Although declines in certain manufacturing industries will have a negative impact on employment, many job opportunities will still exist. Chemists will benefit from a need to develop nanotechnology-based treatments in the medical field and help manufacturers improve their use of green chemistry and reduce pollution. Chemical technicians will be needed to help chemists and chemical engineers test new materials. Chemical engineers will be needed to develop plastic resins that improve automobiles' fuel efficiency and meet demand for natural gas production.
As in many other industries, the number of people that will be retiring over the next decade is expected to increase, which may also lead to the need for more workers in this industry. The impact of this may be less, however, than in other industries, due to the overall slow growth of the industry as a whole.
Much of the chemicals industry’s production relies on on-site jobs and products manufactured in China. As a result, the 2020 coronavirus pandemic, which led to business closures and social restrictions, made it difficult for many companies to continue business as usual. A decline in demand for products that corresponded to an economic slowdown, decreased consumer activity, and shortages of related products also hurt the industry. The interruption of global supply chains inhibited timely shipping even of available or in-demand products, creating further trouble for the industry.
Moving forward, the outlook for the chemical industry is growing more positive, according to a December 2020 report by the American Chemistry Council. Chemical production is expected to grow by nearly 4 percent in 2021 and nearly 3 percent in 2022. As described in the report, "American chemistry is playing a vital role in the global fight against COVID-19, providing inputs for personal protective equipment, disinfection and sanitation products, medical supplies and equipment, protective barriers, and plastic packaging, among others." Many areas of the chemicals industry that saw declines in 2020 are projected to rebound in 2021 and the near future. Growth in chemicals will be broad based after the pandemic ends. The U.S. chemicals trade is expected to recover to $240 billion in 2021, compared to $220.8 billion in 2020. The rate of post-pandemic growth for the chemicals trade industry is linked to the rate of manufacturing recovery, trade policy, and the time required to contain the pandemic.
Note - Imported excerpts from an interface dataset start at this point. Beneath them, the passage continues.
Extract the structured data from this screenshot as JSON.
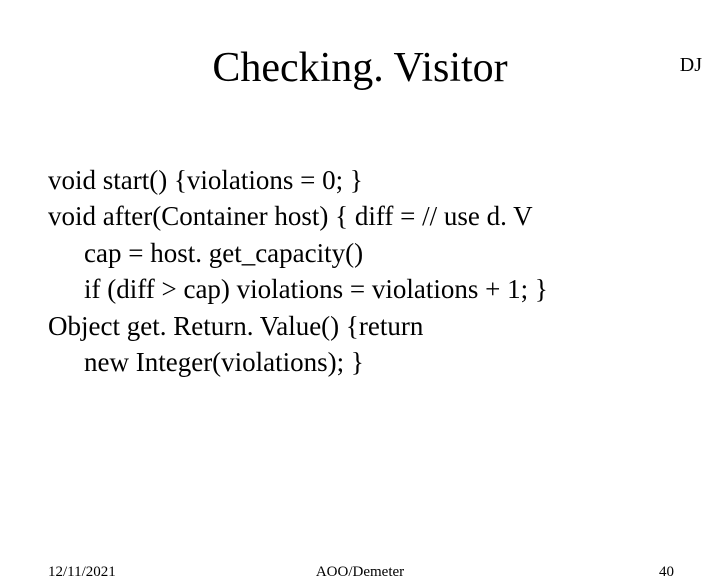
{
  "tag": "DJ",
  "title": "Checking. Visitor",
  "code": {
    "l1": "void start() {violations = 0; }",
    "l2": "void after(Container host) { diff = // use d. V",
    "l3": "cap = host. get_capacity()",
    "l4": "if (diff > cap) violations = violations + 1; }",
    "l5": "Object get. Return. Value() {return",
    "l6": "new Integer(violations); }"
  },
  "footer": {
    "date": "12/11/2021",
    "center": "AOO/Demeter",
    "page": "40"
  }
}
One area of strong growth is expected to be forensic chemistry, especially DNA analysis. According to the American Chemical Society (ACS), experts predict that more than 10,000 new forensic scientists will be needed over the next decade to work in private laboratories and government agencies. There is also a need for chemists to do crime-scene investigation and analysis of evidence. Opportunities are also expected to be excellent for forensic science technicians, with 14 percent employment growth through 2028, as forecast by the Department of Labor.
Another growing sector is biotechnology. Biotechnology is creating many partnerships between sectors and can be used to help clean up the environment as well as in the agricultural and pharmaceutical sectors. Chemists are needed to continue the research and development of new products in these fields.
Companies that provide environmental services and earth-friendly products should do well. Environmental concerns will also continue to compel the chemical industry to devote resources to comply with governmental regulations. Therefore, occupations related to compliance, improvement of product visibility, and promotion of consumer confidence should grow. International competitiveness will also be important.
Consumer product companies are also experiencing steady employment needs. As consumers continually seek new or improved products or those that are more environmentally friendly, companies are hiring chemists and chemical engineers to develop and test ingredients that could meet consumer demands.
Other trends include a continued emphasis on research and development. In order to stay competitive and differentiate their products, companies will continue to produce specialty chemicals, such as advanced polymers and plastics, which are designed for specific uses. This should increase employment of chemists in research-oriented positions.
A focus on new manufacturing processes will also continue and should represent opportunities for chemical engineers. The market shift to specialty chemicals and increasing competition will create more marketing and sales positions as companies strive for product visibility and an increasing market niche. In general, opportunities in the chemical industry continue to be best for those with advanced degrees.